DOE SSL chief Jim Brodrick retires after leading LED market transformation

Dec. 14, 2018
Jim Brodrick, who has led the DOE SSL program and helped accelerate the market transformation to LEDs in lighting, has retired and the industry awaits word of who will follow in the post.

Jim Brodrick, who has led the DOE SSL program and helped accelerate the market transformation to LEDs in lighting, has retired and the industry awaits word of who will follow in the post.

While there has been no public announcement of the move, LEDs Magazine has confirmed that Jim Brodrick has retired from his position as program manager at the US Department of Energy (DOE) Solid-state Lighting (SSL) program. Brodrick has been a foundational influence in the adoption of LEDs and has graced our pages many times with among the earliest happening as the DOE and the US Environmental Protection Agency (EPA) sparred over the Energy Star program for lighting all the way back in 2008. Brodrick, however, was long into his DOE tenure at that point as he consistently pushed a technology forward that he was convinced would have a tremendous impact on societal energy usage.

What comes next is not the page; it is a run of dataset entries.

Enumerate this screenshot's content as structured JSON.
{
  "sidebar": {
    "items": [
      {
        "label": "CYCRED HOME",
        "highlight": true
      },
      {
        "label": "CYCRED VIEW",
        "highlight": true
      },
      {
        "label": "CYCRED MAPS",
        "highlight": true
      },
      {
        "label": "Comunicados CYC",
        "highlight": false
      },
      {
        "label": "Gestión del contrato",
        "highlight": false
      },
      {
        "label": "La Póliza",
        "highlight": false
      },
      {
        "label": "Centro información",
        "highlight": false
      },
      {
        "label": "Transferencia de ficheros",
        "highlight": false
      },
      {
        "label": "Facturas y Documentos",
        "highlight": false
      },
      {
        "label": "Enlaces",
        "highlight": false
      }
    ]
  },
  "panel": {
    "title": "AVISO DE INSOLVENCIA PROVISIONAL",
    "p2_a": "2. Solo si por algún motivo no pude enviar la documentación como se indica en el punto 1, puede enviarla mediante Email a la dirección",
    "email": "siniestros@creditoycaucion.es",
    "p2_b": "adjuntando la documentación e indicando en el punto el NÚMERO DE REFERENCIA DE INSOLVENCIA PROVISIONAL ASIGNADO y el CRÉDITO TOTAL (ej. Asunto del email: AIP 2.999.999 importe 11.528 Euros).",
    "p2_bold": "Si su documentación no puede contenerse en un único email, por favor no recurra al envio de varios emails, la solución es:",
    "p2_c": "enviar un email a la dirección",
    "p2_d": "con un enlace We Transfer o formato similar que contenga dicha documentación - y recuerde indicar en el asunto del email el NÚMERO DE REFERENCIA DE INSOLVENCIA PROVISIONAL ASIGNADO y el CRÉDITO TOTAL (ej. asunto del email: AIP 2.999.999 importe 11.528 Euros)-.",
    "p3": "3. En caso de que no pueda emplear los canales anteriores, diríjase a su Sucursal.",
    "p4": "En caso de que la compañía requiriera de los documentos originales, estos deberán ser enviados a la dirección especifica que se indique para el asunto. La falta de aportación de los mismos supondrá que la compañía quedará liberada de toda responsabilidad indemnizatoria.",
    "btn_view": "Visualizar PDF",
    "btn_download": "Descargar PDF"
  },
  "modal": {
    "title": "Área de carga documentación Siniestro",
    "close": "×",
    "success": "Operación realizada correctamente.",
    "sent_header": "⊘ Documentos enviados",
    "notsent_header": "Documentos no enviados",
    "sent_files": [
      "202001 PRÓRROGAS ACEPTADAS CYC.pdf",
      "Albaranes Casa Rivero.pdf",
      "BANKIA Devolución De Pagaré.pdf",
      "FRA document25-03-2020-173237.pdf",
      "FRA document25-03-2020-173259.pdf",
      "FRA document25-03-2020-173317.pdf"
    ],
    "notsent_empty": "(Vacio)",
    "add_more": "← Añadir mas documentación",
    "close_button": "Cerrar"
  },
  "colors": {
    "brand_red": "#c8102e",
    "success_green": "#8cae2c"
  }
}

There have been many people in the LED and SSL sectors that have played key roles in pushing the adoptions of LEDs in place of legacy light sources. But you would have to place the name of Jim Brodrick near the top of any such list of industry players. Brodrick wasn’t directly responsible for LED technology breakthroughs, he didn’t develop compelling lamps and luminaries, and he wasn’t directly responsible for the sale of any LED-based lamps or luminaires. But the programs that Brodrick administered indirectly achieved or enabled all of the above and arguably Brodrick was as responsible as anyone for the SSL market transformation that occurred even more quickly than his agency and reports such as the SSL Multi-Year Program Plan (MYPP) projected.

Under Brodrick’s leadership, the DOE invested directly in R&D and encouraged matching efforts by industry attempting to hurdle roadblocks to the ubiquity of LEDs. Even earlier this year, there were new research funding opportunities announced. And Brodrick said many times that LED technology was the first technology that he had witnessed that might truly reduce energy usage and sustain that reduction or even increase it over time.

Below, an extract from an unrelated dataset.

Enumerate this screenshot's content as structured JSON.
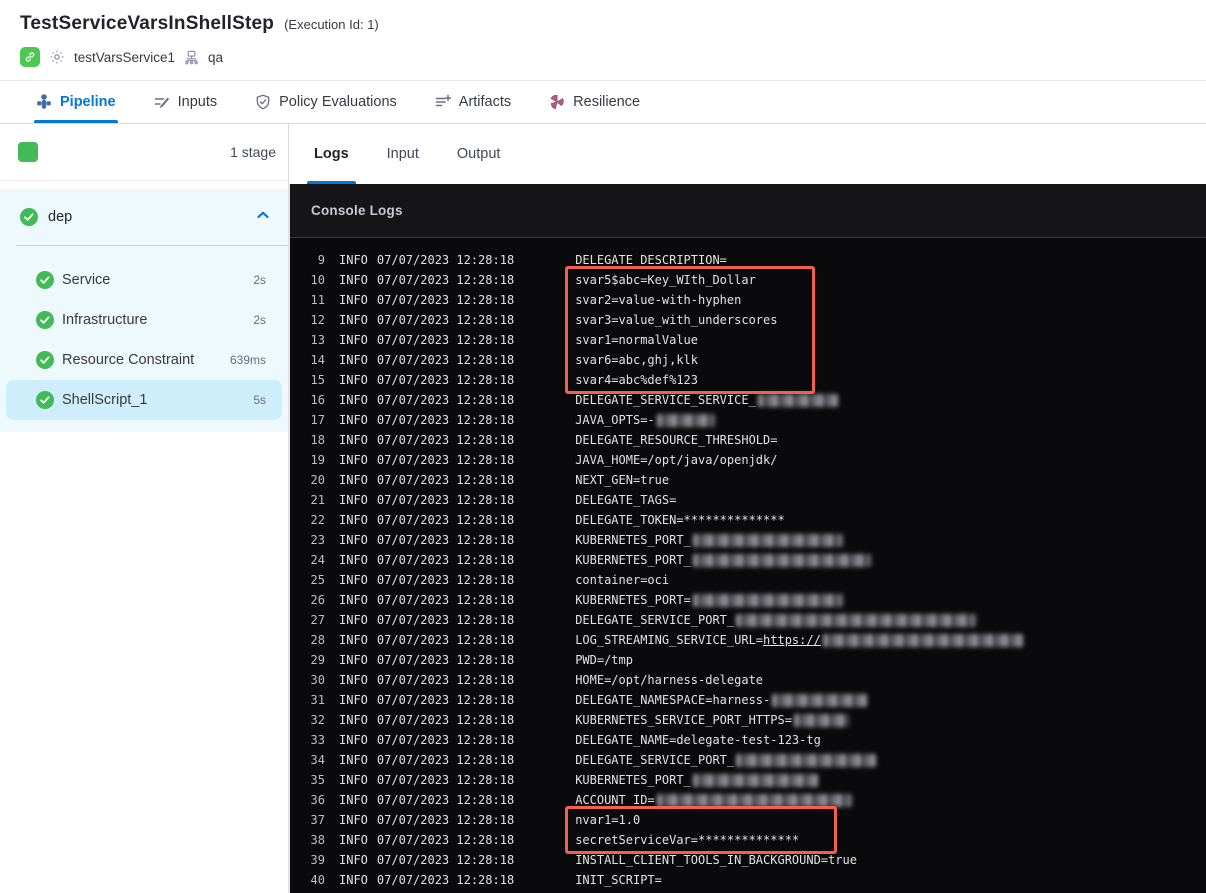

The US Department of Energy has not yet announced a replacement for Solid-State Lighting (SSL) program manager Jim Brodrick, who has retired after many years of influence in the SSL industry.

Brodrick’s accomplishments are too lengthy to cover in depth here. But we will offer some examples. Brodrick led the “L-Prize” program that challenged the industry to produce a replacement for the 60W incandescent lamp — but a replacement that far exceeded the incumbent in most every way and that came near to matching it in color rendering. We had the chance to interview Brodrick just after the winning lamp from Philips Lighting was announced in 2011. And last we reported, a sample of those lamps were still burning strong after years of testing.

Even in early 2014 when it had become clear that SSL would usurp legacy sources in most every application, Brodrick was pushing the industry to do better. He wanted to ensure that the lighting industry didn’t suffer a repeat disappointment such as it had with compact fluorescent technology. And Brodrick contributed a lessons learned article to our pages focused on that premise.

It’s virtually impossible to discern what may have been the most significant program launched by the DOE SSL program under Brodrick’s lead. The DOE Gateway projects where researchers installed SSL products in actual application settings indoors and out, and tested the products in real-world conditions certainly paved the way to actual large-scale deployments. For example, the agency posted a report on tunable LED lighting in an education scenario just last year. Likewise, the Caliper projects that tested commercially available products have been key barometers of performance in many different form factors including a report on linear tubes intended to replace fluorescent tubes.

Still, one program served as a foundation for much of the other work. The establishment of the Lighting Facts program a decade ago brought credibility to manufacturers’ specifications at a time where performance and reliability claims were out of control and hurting the industry. And that program received new life earlier this year when D+R International took over the product database.

The DOE has not named a replacement for Brodrick as far as we can discern. The governmental agency doesn’t function the way a commercial company changing leadership would. But the next leader of the SSL program will have big shoes to fill. And we sure hope Brodrick stays involved in the SSL sector in some manner.

Brodrick’s accomplishments will be celebrated at the DOE Solid-State Lighting R&D Workshop that will be held Jan. 29–31, 2019 in the Dallas, TX area.